_Task to complete_
Give each line of the records again exactly and omit every picture.

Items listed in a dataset
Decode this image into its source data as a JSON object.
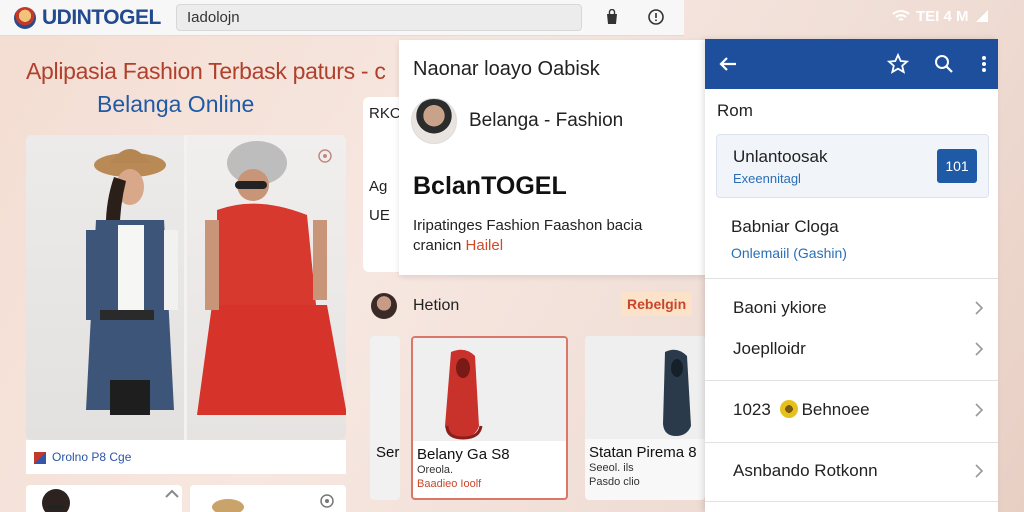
{
  "browser": {
    "logo_text": "UDINTOGEL",
    "search_value": "Iadolojn"
  },
  "status_bar": {
    "text": "TEI 4 M"
  },
  "hero": {
    "title": "Aplipasia Fashion Terbask paturs - c",
    "subtitle": "Belanga Online",
    "caption": "Orolno P8 Cge"
  },
  "mid_back": {
    "lines": [
      "RKO",
      "Ag",
      "UE"
    ]
  },
  "mid_panel": {
    "header": "Naonar loayo Oabisk",
    "profile_name": "Belanga - Fashion",
    "brand_title": "BclanTOGEL",
    "brand_desc": "Iripatinges Fashion Faashon bacia",
    "brand_desc_2": "cranicn",
    "brand_desc_accent": "Hailel"
  },
  "fashion_row": {
    "label": "Hetion",
    "tag": "Rebelgin"
  },
  "products": [
    {
      "name": "Ser",
      "sub": "",
      "price": ""
    },
    {
      "name": "Belany Ga S8",
      "sub": "Oreola.",
      "price": "Baadieo Ioolf"
    },
    {
      "name": "Statan Pirema 8",
      "sub": "Seeol. ils",
      "price": "Pasdo clio"
    }
  ],
  "phone": {
    "section_title": "Rom",
    "feature_title": "Unlantoosak",
    "feature_sub": "Exeennitagl",
    "feature_count": "101",
    "option_title": "Babniar Cloga",
    "option_sub": "Onlemaiil (Gashin)",
    "rows": [
      "Baoni ykiore",
      "Joeplloidr"
    ],
    "trend_prefix": "1023",
    "trend_word": "Behnoee",
    "last_row": "Asnbando Rotkonn"
  },
  "colors": {
    "brand_blue": "#1d4f9c",
    "accent_red": "#c9462a"
  }
}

_Written solution_
Decode this image into its source data as a JSON object.
{
  "browser": {
    "logo_text": "UDINTOGEL",
    "search_value": "Iadolojn"
  },
  "status_bar": {
    "text": "TEI 4 M"
  },
  "hero": {
    "title": "Aplipasia Fashion Terbask paturs - c",
    "subtitle": "Belanga Online",
    "caption": "Orolno P8 Cge"
  },
  "mid_back": {
    "lines": [
      "RKO",
      "Ag",
      "UE"
    ]
  },
  "mid_panel": {
    "header": "Naonar loayo Oabisk",
    "profile_name": "Belanga - Fashion",
    "brand_title": "BclanTOGEL",
    "brand_desc": "Iripatinges Fashion Faashon bacia",
    "brand_desc_2": "cranicn",
    "brand_desc_accent": "Hailel"
  },
  "fashion_row": {
    "label": "Hetion",
    "tag": "Rebelgin"
  },
  "products": [
    {
      "name": "Ser",
      "sub": "",
      "price": ""
    },
    {
      "name": "Belany Ga S8",
      "sub": "Oreola.",
      "price": "Baadieo Ioolf"
    },
    {
      "name": "Statan Pirema 8",
      "sub": "Seeol. ils",
      "price": "Pasdo clio"
    }
  ],
  "phone": {
    "section_title": "Rom",
    "feature_title": "Unlantoosak",
    "feature_sub": "Exeennitagl",
    "feature_count": "101",
    "option_title": "Babniar Cloga",
    "option_sub": "Onlemaiil (Gashin)",
    "rows": [
      "Baoni ykiore",
      "Joeplloidr"
    ],
    "trend_prefix": "1023",
    "trend_word": "Behnoee",
    "last_row": "Asnbando Rotkonn"
  },
  "colors": {
    "brand_blue": "#1d4f9c",
    "accent_red": "#c9462a"
  }
}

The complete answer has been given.